**ASSIGNED TASK:** In the material below, find each line with the word "Europe" and copy it.
SUPPLIED ENTRIES START
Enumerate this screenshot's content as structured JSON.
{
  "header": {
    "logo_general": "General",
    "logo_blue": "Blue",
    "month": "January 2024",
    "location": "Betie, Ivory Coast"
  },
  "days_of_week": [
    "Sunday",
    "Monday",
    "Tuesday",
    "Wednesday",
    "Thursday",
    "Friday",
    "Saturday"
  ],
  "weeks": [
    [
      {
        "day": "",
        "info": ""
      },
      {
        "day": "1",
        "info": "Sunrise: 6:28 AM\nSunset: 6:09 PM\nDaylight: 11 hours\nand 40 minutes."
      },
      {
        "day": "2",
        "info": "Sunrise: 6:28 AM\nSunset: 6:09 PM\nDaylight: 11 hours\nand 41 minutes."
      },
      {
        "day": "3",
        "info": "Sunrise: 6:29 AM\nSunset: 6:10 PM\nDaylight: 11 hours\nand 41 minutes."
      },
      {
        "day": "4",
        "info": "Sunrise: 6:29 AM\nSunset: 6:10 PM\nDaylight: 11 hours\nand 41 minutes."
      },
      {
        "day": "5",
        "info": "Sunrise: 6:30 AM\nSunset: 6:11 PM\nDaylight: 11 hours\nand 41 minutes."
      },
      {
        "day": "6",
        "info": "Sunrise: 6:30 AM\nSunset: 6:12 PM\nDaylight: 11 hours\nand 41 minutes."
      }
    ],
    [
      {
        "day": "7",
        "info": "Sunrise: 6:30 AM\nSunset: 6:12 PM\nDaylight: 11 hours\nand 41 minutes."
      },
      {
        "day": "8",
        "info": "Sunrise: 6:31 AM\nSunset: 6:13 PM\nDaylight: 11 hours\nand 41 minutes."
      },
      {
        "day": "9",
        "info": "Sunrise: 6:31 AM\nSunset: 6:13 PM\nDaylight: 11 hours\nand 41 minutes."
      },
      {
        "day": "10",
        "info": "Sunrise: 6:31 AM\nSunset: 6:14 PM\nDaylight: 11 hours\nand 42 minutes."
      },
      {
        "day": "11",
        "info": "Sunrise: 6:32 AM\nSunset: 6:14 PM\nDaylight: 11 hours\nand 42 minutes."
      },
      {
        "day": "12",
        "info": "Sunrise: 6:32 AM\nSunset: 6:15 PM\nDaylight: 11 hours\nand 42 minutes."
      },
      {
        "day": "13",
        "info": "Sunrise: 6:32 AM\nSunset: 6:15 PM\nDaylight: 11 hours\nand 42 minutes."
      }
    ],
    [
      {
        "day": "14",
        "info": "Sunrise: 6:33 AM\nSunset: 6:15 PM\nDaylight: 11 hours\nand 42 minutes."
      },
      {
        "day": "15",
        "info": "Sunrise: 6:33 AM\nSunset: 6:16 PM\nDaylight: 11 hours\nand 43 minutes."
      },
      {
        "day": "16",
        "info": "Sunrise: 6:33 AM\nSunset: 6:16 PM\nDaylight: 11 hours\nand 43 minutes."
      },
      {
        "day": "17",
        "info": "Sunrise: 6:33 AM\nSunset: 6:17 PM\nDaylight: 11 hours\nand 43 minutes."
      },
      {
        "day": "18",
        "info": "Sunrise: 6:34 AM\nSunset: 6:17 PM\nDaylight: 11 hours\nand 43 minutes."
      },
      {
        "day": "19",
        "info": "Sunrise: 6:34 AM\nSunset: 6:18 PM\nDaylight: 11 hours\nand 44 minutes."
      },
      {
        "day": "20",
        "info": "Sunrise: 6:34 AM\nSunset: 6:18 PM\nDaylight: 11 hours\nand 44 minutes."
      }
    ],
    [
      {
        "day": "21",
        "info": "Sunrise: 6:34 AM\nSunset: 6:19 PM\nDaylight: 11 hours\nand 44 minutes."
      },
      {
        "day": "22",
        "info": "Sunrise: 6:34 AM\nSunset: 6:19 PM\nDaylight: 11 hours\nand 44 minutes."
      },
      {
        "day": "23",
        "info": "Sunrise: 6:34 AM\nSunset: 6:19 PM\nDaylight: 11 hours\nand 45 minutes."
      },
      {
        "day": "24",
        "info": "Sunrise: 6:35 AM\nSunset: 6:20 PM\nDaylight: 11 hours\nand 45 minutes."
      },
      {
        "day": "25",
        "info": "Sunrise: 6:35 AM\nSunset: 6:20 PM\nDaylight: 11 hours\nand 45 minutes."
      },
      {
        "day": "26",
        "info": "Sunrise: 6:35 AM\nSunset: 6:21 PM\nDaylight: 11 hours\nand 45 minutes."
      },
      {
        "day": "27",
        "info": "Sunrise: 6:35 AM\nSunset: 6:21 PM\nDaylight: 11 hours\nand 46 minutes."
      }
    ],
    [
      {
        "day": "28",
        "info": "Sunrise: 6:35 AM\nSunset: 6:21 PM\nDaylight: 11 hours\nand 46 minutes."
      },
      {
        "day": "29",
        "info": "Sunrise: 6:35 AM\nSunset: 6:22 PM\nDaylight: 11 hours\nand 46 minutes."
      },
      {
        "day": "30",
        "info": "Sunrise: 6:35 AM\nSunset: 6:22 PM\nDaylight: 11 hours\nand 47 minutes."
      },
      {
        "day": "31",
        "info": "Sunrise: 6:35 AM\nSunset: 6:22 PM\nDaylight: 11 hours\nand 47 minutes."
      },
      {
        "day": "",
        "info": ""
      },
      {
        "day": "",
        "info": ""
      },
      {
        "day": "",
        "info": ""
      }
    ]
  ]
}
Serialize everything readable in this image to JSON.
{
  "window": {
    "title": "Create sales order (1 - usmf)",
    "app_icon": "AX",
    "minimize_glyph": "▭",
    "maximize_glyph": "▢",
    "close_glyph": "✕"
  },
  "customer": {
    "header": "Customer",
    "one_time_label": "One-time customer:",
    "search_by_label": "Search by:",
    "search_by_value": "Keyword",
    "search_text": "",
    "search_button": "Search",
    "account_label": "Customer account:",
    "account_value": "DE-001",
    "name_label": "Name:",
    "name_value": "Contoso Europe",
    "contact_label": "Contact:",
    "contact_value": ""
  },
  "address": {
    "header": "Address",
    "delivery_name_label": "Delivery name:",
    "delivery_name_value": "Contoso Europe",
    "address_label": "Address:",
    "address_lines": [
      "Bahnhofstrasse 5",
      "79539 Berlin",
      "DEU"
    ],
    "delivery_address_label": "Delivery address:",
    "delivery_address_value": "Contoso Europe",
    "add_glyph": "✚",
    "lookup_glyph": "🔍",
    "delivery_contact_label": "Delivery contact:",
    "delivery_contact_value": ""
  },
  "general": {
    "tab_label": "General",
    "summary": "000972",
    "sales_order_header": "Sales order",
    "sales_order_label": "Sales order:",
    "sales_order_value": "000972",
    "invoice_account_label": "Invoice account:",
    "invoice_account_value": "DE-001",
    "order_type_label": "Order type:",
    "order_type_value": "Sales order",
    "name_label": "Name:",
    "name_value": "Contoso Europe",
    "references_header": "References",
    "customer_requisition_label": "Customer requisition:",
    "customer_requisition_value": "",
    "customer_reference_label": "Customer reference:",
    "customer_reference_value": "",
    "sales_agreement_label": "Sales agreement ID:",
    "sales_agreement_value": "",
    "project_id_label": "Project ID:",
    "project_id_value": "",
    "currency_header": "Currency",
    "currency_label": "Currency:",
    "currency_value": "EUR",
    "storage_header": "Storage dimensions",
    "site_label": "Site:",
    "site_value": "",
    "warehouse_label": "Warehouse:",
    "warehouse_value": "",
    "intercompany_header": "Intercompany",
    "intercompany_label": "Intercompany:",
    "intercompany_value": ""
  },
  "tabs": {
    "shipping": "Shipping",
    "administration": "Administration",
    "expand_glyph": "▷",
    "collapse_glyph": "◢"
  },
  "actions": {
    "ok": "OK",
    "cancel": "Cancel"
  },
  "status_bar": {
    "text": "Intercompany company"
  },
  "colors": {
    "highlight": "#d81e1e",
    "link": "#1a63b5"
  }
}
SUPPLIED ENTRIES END
**SOLUTION:**
    "name_value": "Contoso Europe",
    "delivery_name_value": "Contoso Europe",
    "delivery_address_value": "Contoso Europe",
    "name_value": "Contoso Europe",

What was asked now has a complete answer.